### Your assignment
Wherever the string "shortcut" appears in a line of the listing below, report that line.

*** Opening Data listing ***

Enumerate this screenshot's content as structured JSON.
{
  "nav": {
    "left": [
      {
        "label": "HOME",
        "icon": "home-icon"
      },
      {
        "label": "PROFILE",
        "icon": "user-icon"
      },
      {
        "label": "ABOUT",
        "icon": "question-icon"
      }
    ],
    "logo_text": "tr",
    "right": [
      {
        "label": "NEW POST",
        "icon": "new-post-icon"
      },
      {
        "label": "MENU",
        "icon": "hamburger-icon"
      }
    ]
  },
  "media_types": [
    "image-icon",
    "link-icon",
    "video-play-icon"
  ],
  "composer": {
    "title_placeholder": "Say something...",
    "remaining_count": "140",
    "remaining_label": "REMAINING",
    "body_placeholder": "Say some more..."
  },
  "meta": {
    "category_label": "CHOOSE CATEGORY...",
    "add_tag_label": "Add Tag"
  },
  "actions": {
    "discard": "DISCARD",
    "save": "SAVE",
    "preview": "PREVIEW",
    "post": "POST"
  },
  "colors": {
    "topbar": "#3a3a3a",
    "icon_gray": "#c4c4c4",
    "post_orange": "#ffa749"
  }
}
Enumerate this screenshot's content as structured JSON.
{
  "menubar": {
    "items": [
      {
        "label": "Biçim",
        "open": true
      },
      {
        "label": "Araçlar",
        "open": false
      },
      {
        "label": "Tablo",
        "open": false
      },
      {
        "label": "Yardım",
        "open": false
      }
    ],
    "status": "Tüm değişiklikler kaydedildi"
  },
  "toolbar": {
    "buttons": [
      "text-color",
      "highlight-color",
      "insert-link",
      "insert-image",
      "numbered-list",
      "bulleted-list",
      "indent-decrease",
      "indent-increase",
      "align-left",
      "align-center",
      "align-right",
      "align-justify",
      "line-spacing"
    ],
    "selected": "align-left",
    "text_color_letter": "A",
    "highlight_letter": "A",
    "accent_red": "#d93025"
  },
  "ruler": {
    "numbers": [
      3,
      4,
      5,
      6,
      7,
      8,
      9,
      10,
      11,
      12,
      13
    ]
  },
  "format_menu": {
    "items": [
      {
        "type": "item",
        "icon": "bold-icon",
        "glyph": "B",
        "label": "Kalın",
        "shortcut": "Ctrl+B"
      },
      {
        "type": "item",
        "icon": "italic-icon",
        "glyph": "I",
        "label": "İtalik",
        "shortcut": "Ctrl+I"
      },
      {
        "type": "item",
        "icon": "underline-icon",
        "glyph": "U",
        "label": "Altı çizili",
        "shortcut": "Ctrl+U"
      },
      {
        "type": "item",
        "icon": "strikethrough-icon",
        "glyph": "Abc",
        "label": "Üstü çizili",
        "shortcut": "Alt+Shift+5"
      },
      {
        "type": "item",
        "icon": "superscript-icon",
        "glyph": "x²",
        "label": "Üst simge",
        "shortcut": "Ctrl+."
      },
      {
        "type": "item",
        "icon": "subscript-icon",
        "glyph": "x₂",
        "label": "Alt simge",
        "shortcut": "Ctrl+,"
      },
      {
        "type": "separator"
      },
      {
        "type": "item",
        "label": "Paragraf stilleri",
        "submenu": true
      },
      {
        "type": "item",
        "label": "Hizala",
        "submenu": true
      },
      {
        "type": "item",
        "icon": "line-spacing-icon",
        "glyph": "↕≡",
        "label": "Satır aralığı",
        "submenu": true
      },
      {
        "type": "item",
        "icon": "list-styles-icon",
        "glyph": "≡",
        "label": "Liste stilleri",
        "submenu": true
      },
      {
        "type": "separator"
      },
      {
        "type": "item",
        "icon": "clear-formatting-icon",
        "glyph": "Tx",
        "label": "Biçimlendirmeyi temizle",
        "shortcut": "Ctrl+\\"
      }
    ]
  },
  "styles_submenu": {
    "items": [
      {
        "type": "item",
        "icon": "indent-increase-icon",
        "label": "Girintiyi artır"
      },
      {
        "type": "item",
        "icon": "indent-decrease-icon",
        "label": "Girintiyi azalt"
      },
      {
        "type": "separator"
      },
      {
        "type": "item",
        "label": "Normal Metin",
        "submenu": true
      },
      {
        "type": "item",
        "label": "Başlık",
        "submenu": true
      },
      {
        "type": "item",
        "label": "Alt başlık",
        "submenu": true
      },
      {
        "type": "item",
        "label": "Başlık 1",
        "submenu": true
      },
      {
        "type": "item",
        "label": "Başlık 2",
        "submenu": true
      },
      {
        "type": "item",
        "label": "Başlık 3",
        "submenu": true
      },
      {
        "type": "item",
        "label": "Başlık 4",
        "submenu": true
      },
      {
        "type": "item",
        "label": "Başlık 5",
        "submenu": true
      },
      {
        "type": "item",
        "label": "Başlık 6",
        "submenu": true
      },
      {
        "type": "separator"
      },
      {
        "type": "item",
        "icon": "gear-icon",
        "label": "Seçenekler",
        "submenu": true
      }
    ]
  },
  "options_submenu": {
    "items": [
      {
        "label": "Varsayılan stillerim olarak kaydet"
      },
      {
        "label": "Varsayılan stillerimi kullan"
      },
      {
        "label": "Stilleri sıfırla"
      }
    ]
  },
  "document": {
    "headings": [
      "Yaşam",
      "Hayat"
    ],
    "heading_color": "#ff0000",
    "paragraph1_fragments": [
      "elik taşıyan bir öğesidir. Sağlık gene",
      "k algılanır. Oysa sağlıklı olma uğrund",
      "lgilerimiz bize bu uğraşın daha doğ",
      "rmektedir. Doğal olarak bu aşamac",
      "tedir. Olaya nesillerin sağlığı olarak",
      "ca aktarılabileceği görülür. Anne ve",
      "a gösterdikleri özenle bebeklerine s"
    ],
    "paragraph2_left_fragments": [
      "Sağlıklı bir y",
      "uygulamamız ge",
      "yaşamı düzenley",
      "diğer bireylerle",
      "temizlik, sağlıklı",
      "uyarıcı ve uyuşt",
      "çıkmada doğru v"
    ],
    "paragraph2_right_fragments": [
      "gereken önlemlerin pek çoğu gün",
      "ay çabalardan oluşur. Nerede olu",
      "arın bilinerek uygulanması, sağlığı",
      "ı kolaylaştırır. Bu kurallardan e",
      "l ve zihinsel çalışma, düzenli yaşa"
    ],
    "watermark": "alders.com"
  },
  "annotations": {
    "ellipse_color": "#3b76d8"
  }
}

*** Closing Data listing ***

### Solution to this exercise
        "shortcut": "Ctrl+B"
        "shortcut": "Ctrl+I"
        "shortcut": "Ctrl+U"
        "shortcut": "Alt+Shift+5"
        "shortcut": "Ctrl+."
        "shortcut": "Ctrl+,"
        "shortcut": "Ctrl+\\"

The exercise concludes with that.